Abstract:
We consider a quantum many-body system made of $N$ interacting $S{=}1/2$ spins on a lattice, and develop a formalism which allows to extract, out of conventional magnetic observables, the quantum probabilities for any selected spin pair to be in maximally entangled or factorized two-spin states. This result is used in order to capture the meaning of entanglement properties in terms of magnetic behavior. In particular, we consider the concurrence between two spins and show how its expression extracts information on the presence of bipartite entanglement out of the probability distributions relative to specific sets of two-spin quantum states. We apply the above findings to the antiferromagnetic Heisenberg model in a uniform magnetic field, both on a chain and on a two-leg ladder. Using Quantum Monte Carlo simulations, we obtain the above probability distributions and the associated entanglement, discussing their evolution under application of the field.

Abstract:
We study the thermodynamics of the spin-$S$ two-dimensional quantum Heisenberg antiferromagnet on the square lattice with nearest ($J_1$) and next-nearest ($J_2$) neighbor couplings in its collinear phase ($J_2/J_1>0.5$), using the pure-quantum self-consistent harmonic approximation. Our results show the persistence of a finite-temperature Ising phase transition for every value of the spin, provided that the ratio $J_2/J_1$ is greater than a critical value corresponding to the onset of collinear long-range order at zero temperature. We also calculate the spin- and temperature-dependence of the collinear susceptibility and correlation length, and we discuss our results in light of the experiments on Li$_2$VOSiO$_4$ and related compounds.

Abstract:
We address the possibility of performing numerical Monte Carlo simulations for the thermodynamics of quantum dissipative systems. Dissipation is considered within the Caldeira-Leggett formulation, which describes the system in the path-integral formalism through the inclusion of an influence action that is bilocal and quadratic in the system's coordinates. At a first sight the usual direct approach of discretizing the path integral could seem feasible, but complications arise when one tries to introduce a physically meaningful dissipation kernel: in particular its imaginary-time dependence turns out to be severely singular and difficult to evaluate analytically, in spite of the simple expressions for its Matsubara components. We therefore propose to face the numerical problem using Fourier path-integral Monte Carlo, that can be formulated in two different ways: transforming the continuous paths and then truncating the high Fourier components (with possible improvements upon the truncation procedure), or performing the Fourier transformation upon the discretized paths. The latter choice leads to a simpler formulation and allows for a better control of the extrapolation to the limit of infinite Trotter number. The method is implemented for a single nonlinear particle with Ohmic dissipation and for a phi^4 chain with Drude-like dissipation.

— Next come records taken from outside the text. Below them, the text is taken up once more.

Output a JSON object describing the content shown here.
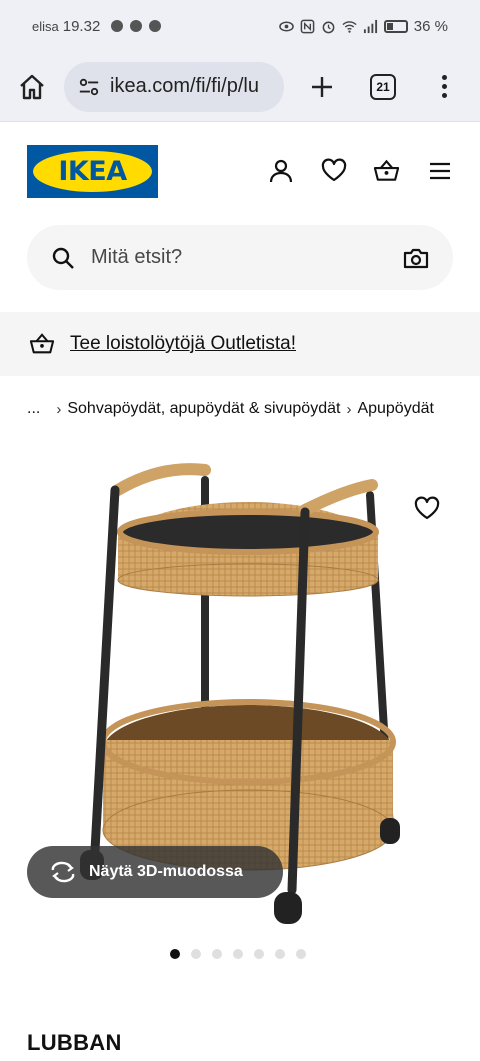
{
  "status_bar": {
    "carrier": "elisa",
    "time": "19.32",
    "battery": "36 %",
    "icons": [
      "chat-icon",
      "facebook-icon",
      "facebook-icon",
      "eye-icon",
      "nfc-icon",
      "alarm-icon",
      "wifi-icon",
      "signal-icon",
      "battery-icon"
    ]
  },
  "browser": {
    "url": "ikea.com/fi/fi/p/lu",
    "tab_count": "21"
  },
  "header": {
    "logo_text": "IKEA",
    "brand_blue": "#0058a3",
    "brand_yellow": "#ffdb00"
  },
  "search": {
    "placeholder": "Mitä etsit?"
  },
  "outlet": {
    "text": "Tee loistolöytöjä Outletista!"
  },
  "breadcrumb": {
    "ellipsis": "...",
    "items": [
      "Sohvapöydät, apupöydät & sivupöydät",
      "Apupöydät"
    ]
  },
  "gallery": {
    "view_3d_label": "Näytä 3D-muodossa",
    "dot_count": 7,
    "active_index": 0
  },
  "product": {
    "name": "LUBBAN"
  }
}
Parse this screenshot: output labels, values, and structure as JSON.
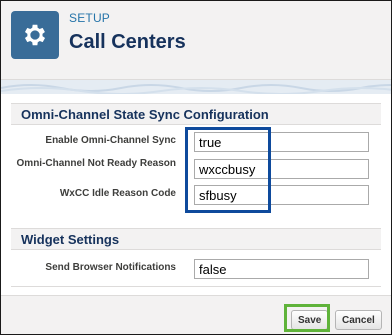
{
  "header": {
    "breadcrumb": "SETUP",
    "title": "Call Centers",
    "icon": "gear-icon",
    "icon_bg": "#396c98"
  },
  "sections": {
    "omni": {
      "title": "Omni-Channel State Sync Configuration",
      "fields": [
        {
          "label": "Enable Omni-Channel Sync",
          "value": "true"
        },
        {
          "label": "Omni-Channel Not Ready Reason",
          "value": "wxccbusy"
        },
        {
          "label": "WxCC Idle Reason Code",
          "value": "sfbusy"
        }
      ]
    },
    "widget": {
      "title": "Widget Settings",
      "fields": [
        {
          "label": "Send Browser Notifications",
          "value": "false"
        }
      ]
    }
  },
  "footer": {
    "save_label": "Save",
    "cancel_label": "Cancel"
  },
  "colors": {
    "highlight_blue": "#0e4a9c",
    "highlight_green": "#5fb33a"
  }
}
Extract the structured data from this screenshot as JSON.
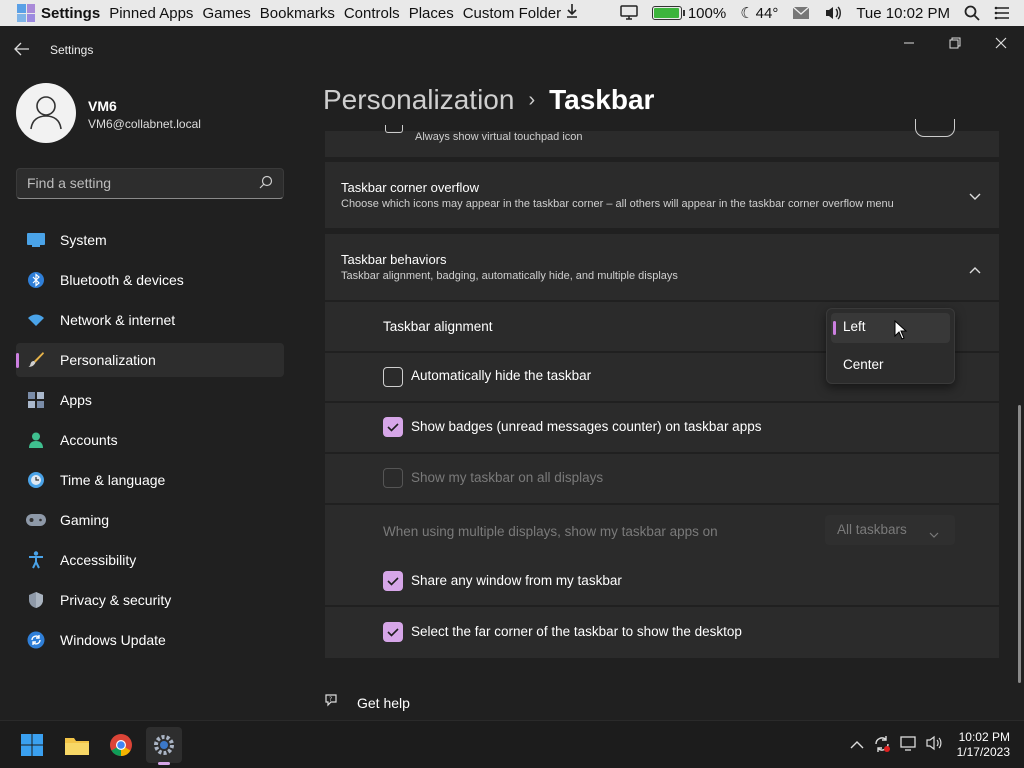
{
  "menubar": {
    "items": [
      "Settings",
      "Pinned Apps",
      "Games",
      "Bookmarks",
      "Controls",
      "Places",
      "Custom Folder"
    ],
    "battery_percent": "100%",
    "battery_level": 1.0,
    "weather": "44°",
    "datetime": "Tue 10:02 PM"
  },
  "window": {
    "title": "Settings"
  },
  "user": {
    "name": "VM6",
    "email": "VM6@collabnet.local"
  },
  "search": {
    "placeholder": "Find a setting"
  },
  "nav": [
    {
      "label": "System",
      "icon": "monitor-icon"
    },
    {
      "label": "Bluetooth & devices",
      "icon": "bluetooth-icon"
    },
    {
      "label": "Network & internet",
      "icon": "wifi-icon"
    },
    {
      "label": "Personalization",
      "icon": "brush-icon",
      "active": true
    },
    {
      "label": "Apps",
      "icon": "apps-icon"
    },
    {
      "label": "Accounts",
      "icon": "person-icon"
    },
    {
      "label": "Time & language",
      "icon": "clock-globe-icon"
    },
    {
      "label": "Gaming",
      "icon": "gamepad-icon"
    },
    {
      "label": "Accessibility",
      "icon": "accessibility-icon"
    },
    {
      "label": "Privacy & security",
      "icon": "shield-icon"
    },
    {
      "label": "Windows Update",
      "icon": "update-icon"
    }
  ],
  "breadcrumb": {
    "parent": "Personalization",
    "separator": "›",
    "current": "Taskbar"
  },
  "partial_row": {
    "description": "Always show virtual touchpad icon"
  },
  "corner_overflow": {
    "title": "Taskbar corner overflow",
    "description": "Choose which icons may appear in the taskbar corner – all others will appear in the taskbar corner overflow menu"
  },
  "behaviors": {
    "title": "Taskbar behaviors",
    "description": "Taskbar alignment, badging, automatically hide, and multiple displays",
    "alignment_label": "Taskbar alignment",
    "alignment_options": [
      "Left",
      "Center"
    ],
    "alignment_selected": "Left",
    "auto_hide": {
      "label": "Automatically hide the taskbar",
      "checked": false
    },
    "badges": {
      "label": "Show badges (unread messages counter) on taskbar apps",
      "checked": true
    },
    "all_displays": {
      "label": "Show my taskbar on all displays",
      "checked": false,
      "disabled": true
    },
    "multi_display": {
      "label": "When using multiple displays, show my taskbar apps on",
      "value": "All taskbars",
      "disabled": true
    },
    "share_window": {
      "label": "Share any window from my taskbar",
      "checked": true
    },
    "far_corner": {
      "label": "Select the far corner of the taskbar to show the desktop",
      "checked": true
    }
  },
  "help": {
    "label": "Get help"
  },
  "taskbar": {
    "time": "10:02 PM",
    "date": "1/17/2023"
  },
  "colors": {
    "accent": "#cc7fe0",
    "checkbox_on": "#d6a6e8",
    "background": "#202020",
    "card": "#2b2b2b"
  }
}
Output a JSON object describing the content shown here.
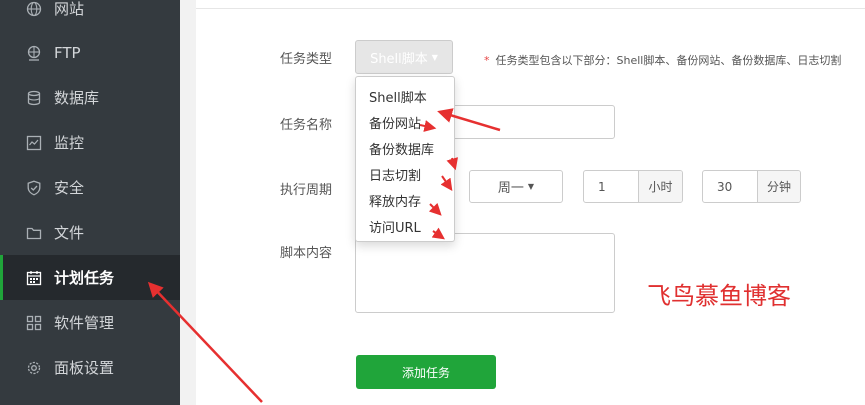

Abstract:
The phase diagram of two dimensional Josephson arrays is studied by means of the mapping to the quantum XY model. The quantum effects onto the thermodynamics of the system can be evaluated with quantitative accuracy by a semiclassical method, the {\em pure-quantum self-consistent harmonic approximation}, and those of dissipation can be included in the same framework by the Caldeira-Leggett model. Within this scheme, the critical temperature of the superconductor-to-insulator transition, which is a Berezinskii-Kosterlitz-Thouless one, can be calculated in an extremely easy way as a function of the quantum coupling and of the dissipation mechanism. Previous quantum Monte Carlo results for the same model appear to be rather inaccurate, while the comparison with experimental data leads to conclude that the commonly assumed model is not suitable to describe in detail the real system.

Abstract:
The effects of dissipation on the thermodynamic properties of nonlinear quantum systems are approached by the path-integral method in order to construct approximate classical-like formulas for evaluating thermal averages of thermodynamic quantities. Explicit calculations are presented for one-particle and many-body systems. The effects of the dissipation mechanism on the phase diagram of two-dimensional Josephson arrays is discussed.